This Saturday, January 21, 2017, The Carter Center’s Forum on Women, Religion, Violence, and Power will be covering the Women’s March on Washington. Dr. Susan Thistlethwaite of the Chicago Theological Seminary will be sending us videos of women from around the United States and world explaining #WhyIMarch. The Women’s March on Washington (WMW) is an…
To facilitate greater exchange of grassroots knowledge, resources, best practices, and lessons learned, we are conducting a series of guest interviews to sustain both public and private conversations about critical and timely issues. This week we are discussing the economics of peace with Kathy Crandall Robinson. Kathy is the Senior Public Policy Director for Women’s Action for New…
By Rev. Susan B. Thistlethwaite
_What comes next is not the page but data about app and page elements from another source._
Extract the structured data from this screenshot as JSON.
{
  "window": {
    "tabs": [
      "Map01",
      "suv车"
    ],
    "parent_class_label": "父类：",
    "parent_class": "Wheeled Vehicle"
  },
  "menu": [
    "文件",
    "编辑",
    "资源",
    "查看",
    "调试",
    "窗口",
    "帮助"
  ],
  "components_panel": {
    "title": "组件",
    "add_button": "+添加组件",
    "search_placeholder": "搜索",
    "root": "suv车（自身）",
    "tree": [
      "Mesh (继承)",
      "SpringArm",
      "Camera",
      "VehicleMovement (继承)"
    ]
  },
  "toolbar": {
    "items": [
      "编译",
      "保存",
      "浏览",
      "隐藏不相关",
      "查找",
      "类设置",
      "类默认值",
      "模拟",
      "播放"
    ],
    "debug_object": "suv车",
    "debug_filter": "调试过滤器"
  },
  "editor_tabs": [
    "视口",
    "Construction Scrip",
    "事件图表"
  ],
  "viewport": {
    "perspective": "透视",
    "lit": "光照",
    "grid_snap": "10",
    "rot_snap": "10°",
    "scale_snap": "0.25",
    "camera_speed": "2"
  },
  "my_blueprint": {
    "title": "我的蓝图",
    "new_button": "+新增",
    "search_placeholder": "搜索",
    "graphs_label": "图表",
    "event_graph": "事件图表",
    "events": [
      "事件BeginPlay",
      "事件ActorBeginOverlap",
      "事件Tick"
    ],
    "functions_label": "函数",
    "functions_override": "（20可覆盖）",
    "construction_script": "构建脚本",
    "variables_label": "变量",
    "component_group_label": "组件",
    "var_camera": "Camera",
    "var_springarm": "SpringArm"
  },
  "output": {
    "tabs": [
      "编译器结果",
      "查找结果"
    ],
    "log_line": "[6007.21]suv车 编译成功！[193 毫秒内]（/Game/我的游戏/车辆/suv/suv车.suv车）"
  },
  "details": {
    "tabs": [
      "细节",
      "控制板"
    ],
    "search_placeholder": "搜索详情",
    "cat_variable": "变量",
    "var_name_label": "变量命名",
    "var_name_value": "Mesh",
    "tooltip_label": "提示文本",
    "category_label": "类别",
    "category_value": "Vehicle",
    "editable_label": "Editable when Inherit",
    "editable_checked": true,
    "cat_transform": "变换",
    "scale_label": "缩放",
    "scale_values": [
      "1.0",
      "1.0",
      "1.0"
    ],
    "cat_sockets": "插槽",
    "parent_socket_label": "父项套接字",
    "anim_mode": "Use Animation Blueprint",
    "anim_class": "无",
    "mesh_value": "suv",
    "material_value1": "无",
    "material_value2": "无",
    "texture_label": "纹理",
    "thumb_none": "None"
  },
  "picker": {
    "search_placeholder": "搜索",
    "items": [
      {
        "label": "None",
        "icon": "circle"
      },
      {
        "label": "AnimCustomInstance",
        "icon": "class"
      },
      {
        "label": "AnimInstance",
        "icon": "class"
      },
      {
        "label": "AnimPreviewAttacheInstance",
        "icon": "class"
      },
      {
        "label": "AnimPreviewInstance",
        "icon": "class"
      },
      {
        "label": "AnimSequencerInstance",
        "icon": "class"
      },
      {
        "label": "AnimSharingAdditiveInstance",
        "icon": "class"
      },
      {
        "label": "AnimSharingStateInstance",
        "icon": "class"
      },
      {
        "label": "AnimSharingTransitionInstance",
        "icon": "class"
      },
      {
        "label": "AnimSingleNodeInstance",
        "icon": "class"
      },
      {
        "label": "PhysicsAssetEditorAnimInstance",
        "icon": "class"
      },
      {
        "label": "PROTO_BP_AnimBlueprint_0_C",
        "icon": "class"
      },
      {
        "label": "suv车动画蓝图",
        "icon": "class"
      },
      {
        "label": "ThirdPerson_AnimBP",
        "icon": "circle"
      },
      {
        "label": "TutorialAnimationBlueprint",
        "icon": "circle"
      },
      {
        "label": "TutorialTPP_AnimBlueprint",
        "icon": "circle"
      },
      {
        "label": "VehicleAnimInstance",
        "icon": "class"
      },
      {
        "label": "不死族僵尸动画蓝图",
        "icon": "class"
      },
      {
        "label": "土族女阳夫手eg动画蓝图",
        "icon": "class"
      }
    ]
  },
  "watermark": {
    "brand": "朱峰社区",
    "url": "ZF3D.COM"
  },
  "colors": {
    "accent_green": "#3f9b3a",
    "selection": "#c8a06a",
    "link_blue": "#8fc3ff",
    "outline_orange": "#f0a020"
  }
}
The author explores the links between Christian theology and history, and the militarism which remains so prevalent in society today. Thistlethwaite sheds light on how the dominance of physical force influences our race, ethnic and gender relationships, perpetuating violence and damaging our spirits, concluding with a call to de-legitimize militarism before it’s too late.
By Rev. Dr. Gwynne Guibord and Dr. Lois M. Sprague
Articulating the urgency of combatting violence against women and girls globally, the authors describe a program of community reconciliation and healing undertaken by The Guibord Center with a great depth of spirit.
By The Carter Center’s Human Rights Program
There was no anger in Dr. Samira Abdulghani’s voice as she recounted her work as a pediatric specialist at General Hospital in Fallujah, Iraq. She was at a Carter Center forum of human rights defenders telling the story of “Iraq’s Hiroshima” and to ask for help. Her message:
Nearly 1 in 7 babies born in Falluhjah have major birth and congenital heart defects, likely due to chemical weapons used during U.S.-led attacks beginning in 2004, and the community needs help.
They need medical facilities and medicine; they need someone to take responsibility and to find a solution.
Abdulghani is the only doctor in Fallujah documenting the cases of congenital abnormalities. In one three-week period, she recorded 37 births with serious defects in her hospital alone.